> **Materials provided**:
- - - -

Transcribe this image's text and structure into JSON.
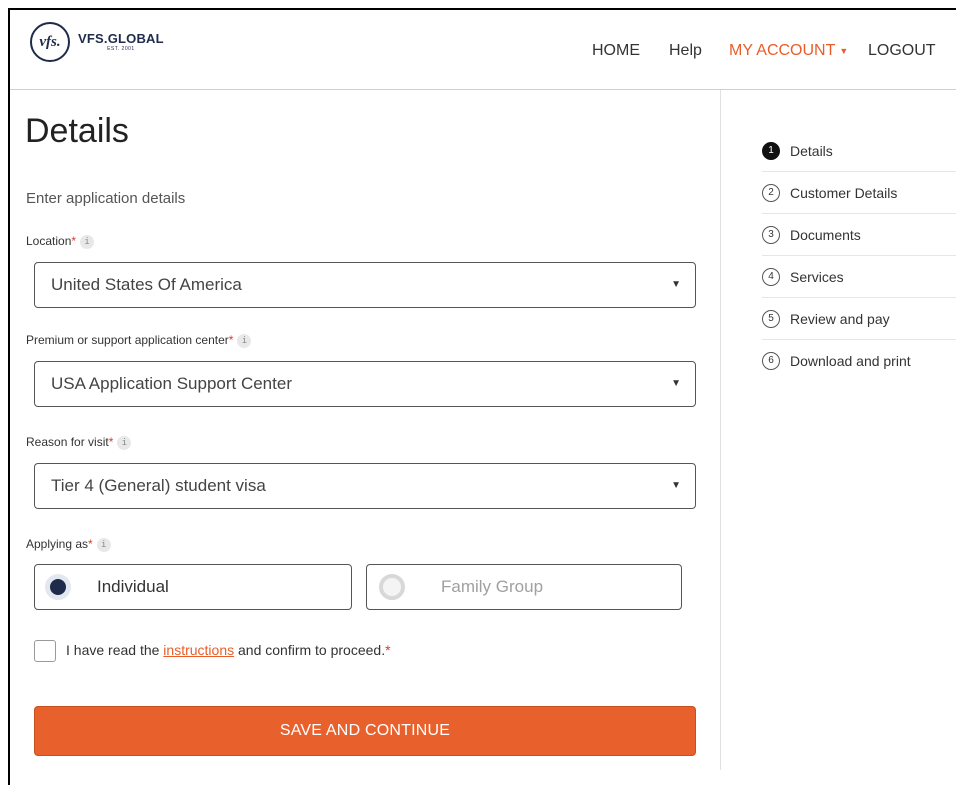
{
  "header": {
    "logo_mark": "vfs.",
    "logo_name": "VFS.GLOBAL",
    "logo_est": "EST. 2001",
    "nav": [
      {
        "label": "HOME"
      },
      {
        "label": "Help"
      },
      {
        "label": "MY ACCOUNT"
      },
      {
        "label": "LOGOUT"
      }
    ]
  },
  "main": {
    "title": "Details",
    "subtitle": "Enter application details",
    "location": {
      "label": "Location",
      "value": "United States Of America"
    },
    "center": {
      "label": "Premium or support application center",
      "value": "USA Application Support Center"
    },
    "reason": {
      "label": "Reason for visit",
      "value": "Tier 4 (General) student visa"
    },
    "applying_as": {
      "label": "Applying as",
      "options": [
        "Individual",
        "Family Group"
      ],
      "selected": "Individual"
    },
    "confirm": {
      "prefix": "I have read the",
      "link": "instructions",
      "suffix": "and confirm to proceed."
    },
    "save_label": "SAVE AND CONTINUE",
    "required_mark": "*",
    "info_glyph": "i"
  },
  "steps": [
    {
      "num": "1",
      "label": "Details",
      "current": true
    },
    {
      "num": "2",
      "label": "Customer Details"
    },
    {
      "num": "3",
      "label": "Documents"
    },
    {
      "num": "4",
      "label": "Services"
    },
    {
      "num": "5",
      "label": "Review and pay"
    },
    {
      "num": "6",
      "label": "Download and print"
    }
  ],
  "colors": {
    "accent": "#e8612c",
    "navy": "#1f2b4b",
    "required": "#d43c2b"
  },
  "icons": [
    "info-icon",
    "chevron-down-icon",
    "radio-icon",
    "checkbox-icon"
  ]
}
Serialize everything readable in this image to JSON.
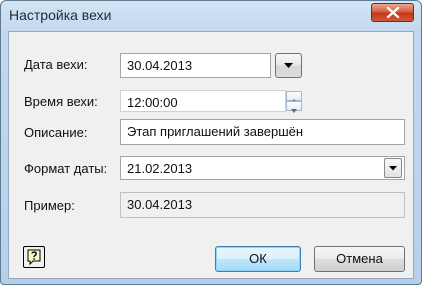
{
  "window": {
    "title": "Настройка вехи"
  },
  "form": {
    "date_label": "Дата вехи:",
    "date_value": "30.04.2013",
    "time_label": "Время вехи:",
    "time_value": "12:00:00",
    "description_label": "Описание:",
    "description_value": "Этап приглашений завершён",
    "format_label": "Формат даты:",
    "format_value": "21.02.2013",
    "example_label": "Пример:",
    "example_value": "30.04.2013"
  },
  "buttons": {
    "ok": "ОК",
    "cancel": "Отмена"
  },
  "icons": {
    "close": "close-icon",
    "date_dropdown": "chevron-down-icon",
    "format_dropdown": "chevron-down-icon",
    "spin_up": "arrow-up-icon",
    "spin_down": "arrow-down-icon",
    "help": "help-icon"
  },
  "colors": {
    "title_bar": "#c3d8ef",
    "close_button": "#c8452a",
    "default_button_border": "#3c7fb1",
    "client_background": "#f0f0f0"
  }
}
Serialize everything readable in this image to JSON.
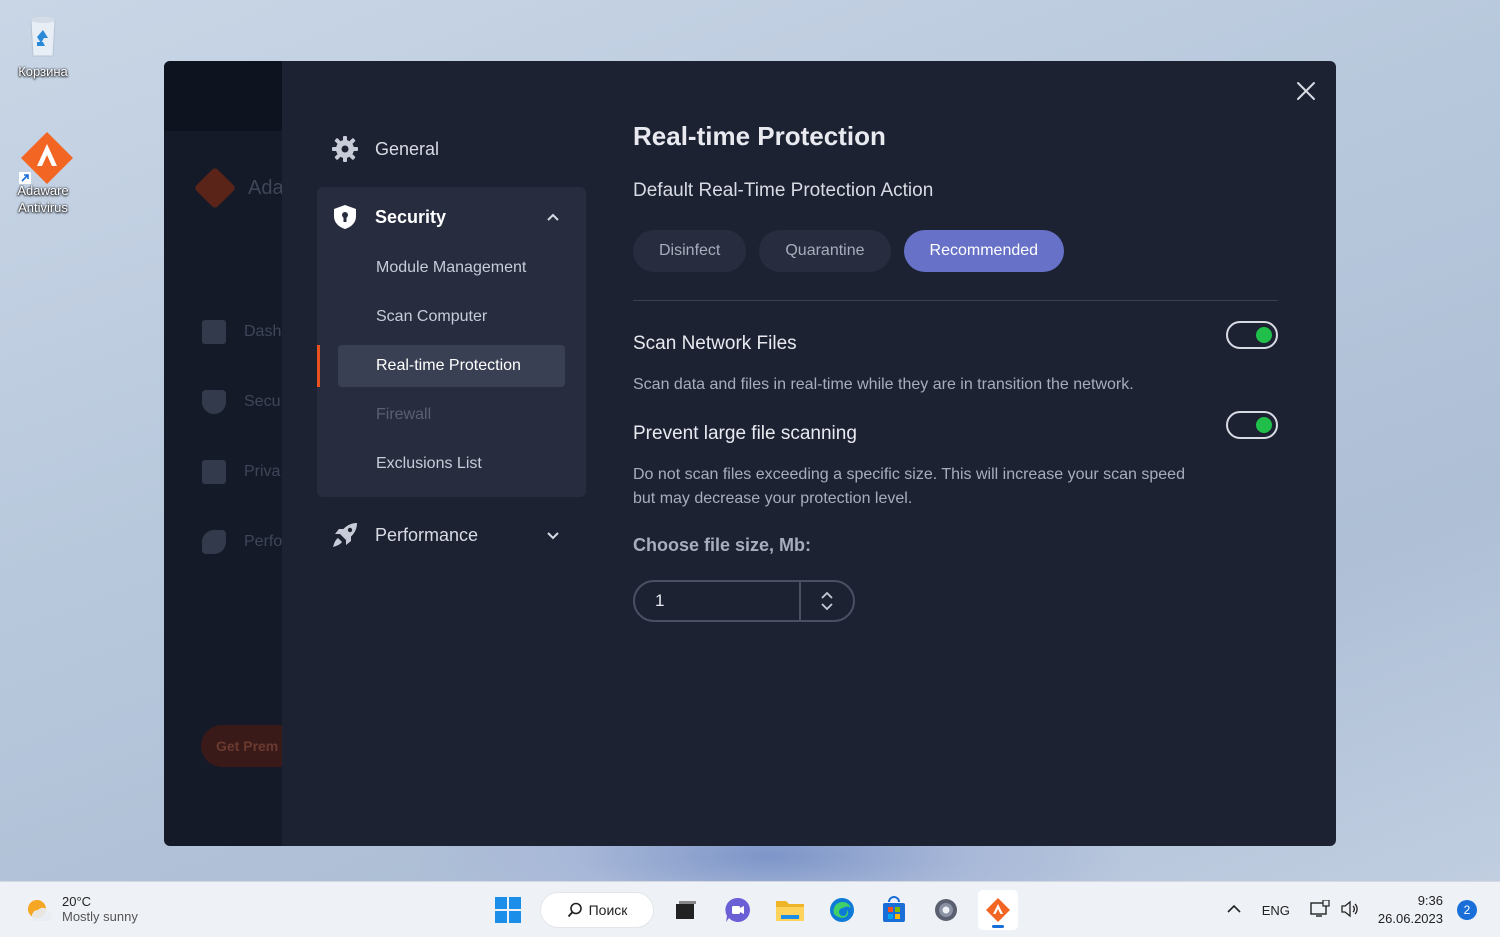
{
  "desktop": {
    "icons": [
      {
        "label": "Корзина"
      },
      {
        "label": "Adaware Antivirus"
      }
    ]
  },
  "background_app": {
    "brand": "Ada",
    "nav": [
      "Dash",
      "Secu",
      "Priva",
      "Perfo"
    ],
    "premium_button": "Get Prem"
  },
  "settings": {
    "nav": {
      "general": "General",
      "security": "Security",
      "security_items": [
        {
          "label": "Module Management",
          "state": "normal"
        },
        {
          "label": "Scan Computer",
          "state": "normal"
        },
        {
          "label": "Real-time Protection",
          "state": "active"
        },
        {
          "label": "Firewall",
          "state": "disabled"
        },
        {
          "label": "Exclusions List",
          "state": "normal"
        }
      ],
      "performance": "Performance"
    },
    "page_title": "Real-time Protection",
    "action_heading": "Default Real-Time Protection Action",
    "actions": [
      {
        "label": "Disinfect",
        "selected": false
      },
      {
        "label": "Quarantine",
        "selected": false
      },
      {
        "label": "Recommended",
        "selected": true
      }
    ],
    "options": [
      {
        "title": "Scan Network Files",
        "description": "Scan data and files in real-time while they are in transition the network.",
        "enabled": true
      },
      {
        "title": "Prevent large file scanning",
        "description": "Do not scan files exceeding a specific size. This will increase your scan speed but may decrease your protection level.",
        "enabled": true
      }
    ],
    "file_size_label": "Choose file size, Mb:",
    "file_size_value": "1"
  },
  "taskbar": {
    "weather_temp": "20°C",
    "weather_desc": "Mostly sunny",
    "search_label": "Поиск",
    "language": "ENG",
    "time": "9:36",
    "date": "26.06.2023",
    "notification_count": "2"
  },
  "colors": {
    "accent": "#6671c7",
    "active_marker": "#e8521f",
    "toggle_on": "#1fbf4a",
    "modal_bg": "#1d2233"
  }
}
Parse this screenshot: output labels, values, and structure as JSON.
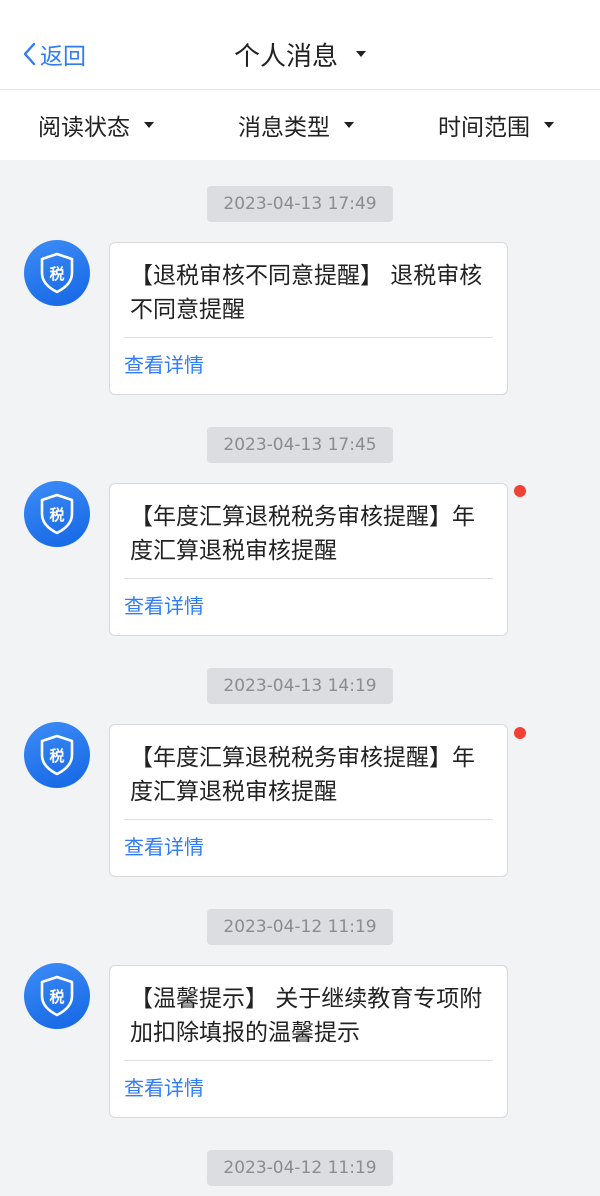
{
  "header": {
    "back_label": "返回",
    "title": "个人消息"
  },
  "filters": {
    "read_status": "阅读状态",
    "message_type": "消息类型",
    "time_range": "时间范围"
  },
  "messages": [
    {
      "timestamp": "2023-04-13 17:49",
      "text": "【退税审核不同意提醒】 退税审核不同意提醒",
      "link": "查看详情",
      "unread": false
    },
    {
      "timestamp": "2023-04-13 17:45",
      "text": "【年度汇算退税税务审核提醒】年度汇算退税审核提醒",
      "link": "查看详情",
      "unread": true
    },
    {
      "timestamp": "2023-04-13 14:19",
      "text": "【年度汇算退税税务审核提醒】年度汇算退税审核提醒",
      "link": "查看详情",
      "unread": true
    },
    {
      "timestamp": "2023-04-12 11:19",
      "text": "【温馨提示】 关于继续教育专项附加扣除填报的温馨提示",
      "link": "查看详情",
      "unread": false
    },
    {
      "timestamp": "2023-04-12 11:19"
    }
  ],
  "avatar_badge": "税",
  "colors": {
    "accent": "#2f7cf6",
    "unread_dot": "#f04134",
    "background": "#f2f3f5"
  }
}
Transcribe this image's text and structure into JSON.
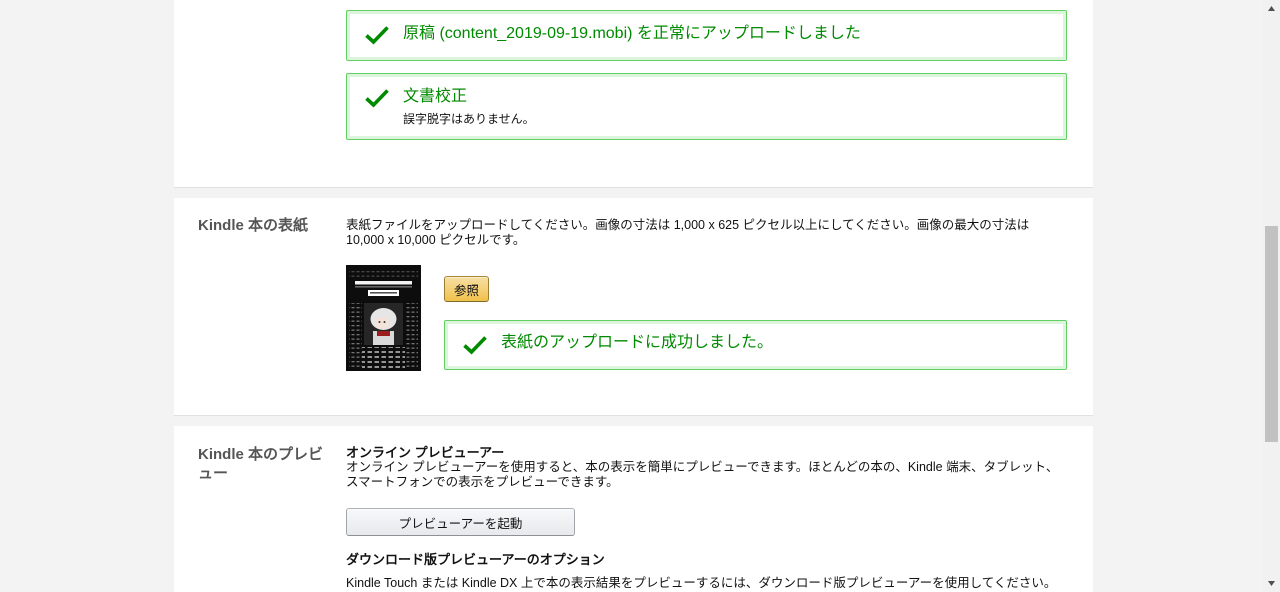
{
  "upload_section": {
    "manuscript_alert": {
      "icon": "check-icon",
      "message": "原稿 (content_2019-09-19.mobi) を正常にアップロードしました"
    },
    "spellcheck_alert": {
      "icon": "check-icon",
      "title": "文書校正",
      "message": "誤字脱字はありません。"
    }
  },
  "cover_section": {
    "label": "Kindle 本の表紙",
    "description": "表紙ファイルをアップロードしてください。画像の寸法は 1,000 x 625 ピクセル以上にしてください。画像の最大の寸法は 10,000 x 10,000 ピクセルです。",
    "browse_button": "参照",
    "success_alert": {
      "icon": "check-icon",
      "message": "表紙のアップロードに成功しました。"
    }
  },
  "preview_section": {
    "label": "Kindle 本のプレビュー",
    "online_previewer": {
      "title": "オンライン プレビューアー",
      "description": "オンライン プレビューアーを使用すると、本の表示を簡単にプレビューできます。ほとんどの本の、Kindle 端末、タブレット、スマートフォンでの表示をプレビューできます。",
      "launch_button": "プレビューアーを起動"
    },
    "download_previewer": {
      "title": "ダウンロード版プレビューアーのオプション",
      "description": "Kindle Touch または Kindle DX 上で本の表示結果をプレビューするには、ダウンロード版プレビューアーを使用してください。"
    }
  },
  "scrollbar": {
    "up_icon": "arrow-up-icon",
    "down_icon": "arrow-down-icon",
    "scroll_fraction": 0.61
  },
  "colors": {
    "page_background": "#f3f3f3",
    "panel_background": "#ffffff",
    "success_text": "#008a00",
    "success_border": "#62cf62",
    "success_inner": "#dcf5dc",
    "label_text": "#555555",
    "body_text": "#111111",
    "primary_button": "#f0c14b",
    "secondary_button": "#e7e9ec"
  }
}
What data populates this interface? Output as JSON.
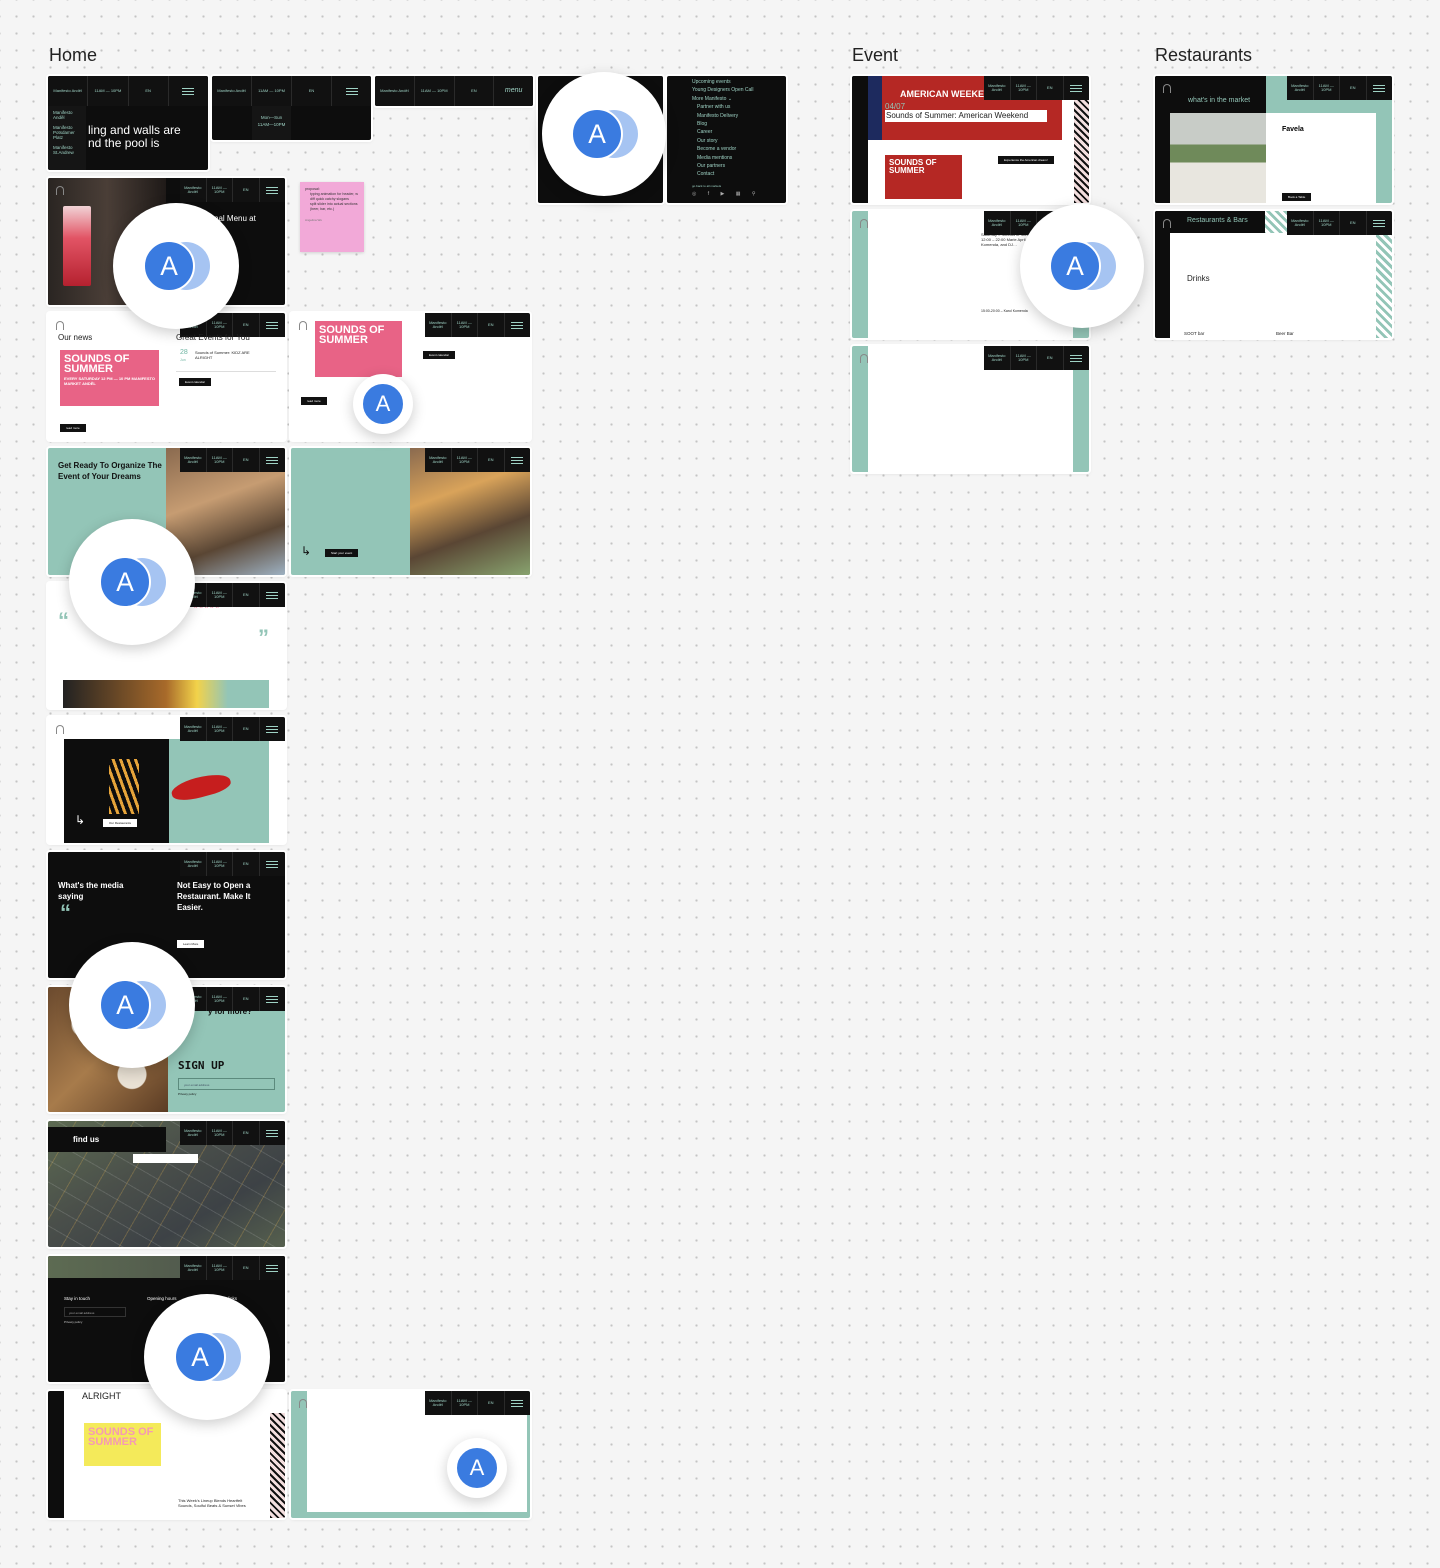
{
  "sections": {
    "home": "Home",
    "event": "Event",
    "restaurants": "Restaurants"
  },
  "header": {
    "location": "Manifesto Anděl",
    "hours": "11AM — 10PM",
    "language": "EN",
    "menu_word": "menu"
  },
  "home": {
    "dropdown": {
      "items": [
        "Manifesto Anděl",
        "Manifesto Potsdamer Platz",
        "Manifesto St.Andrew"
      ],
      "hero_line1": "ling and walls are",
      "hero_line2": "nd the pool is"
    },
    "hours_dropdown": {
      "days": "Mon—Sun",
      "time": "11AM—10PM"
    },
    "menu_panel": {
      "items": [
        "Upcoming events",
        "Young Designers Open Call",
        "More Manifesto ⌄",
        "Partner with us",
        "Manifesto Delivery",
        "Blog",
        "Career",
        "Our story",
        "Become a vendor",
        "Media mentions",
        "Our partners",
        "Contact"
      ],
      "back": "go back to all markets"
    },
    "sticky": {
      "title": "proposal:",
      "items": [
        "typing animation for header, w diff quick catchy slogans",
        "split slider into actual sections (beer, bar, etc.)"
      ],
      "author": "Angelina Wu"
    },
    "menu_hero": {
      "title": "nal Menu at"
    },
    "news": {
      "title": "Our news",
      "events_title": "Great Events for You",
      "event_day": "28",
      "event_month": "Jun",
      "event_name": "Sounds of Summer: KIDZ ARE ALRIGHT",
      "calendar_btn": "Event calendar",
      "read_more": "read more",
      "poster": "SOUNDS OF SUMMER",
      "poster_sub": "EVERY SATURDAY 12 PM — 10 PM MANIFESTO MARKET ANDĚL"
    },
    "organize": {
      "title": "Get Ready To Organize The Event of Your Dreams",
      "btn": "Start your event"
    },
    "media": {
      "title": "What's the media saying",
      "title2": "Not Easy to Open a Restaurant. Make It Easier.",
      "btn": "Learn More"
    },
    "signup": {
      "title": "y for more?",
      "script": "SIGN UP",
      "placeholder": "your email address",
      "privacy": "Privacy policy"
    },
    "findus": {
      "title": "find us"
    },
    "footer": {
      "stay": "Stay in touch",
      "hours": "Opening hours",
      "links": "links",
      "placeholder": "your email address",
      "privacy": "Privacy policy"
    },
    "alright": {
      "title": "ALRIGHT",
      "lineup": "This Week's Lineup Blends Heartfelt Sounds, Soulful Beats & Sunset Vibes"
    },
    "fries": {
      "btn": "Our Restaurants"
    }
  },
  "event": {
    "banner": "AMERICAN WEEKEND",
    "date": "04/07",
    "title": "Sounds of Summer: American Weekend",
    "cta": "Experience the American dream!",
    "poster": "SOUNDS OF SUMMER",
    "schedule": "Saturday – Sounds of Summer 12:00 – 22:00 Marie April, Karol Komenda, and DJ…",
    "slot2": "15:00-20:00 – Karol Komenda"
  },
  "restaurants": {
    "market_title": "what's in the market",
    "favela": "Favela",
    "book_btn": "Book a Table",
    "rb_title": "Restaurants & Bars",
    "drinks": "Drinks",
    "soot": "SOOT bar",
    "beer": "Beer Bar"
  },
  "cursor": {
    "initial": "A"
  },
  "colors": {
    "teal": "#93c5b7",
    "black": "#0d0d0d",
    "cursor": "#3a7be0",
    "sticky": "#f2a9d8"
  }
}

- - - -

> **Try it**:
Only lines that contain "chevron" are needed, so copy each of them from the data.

> **Result of this exercise**:
    "chevron-down-icon",
    "date_dropdown": "chevron-down-icon",
    "format_dropdown": "chevron-down-icon",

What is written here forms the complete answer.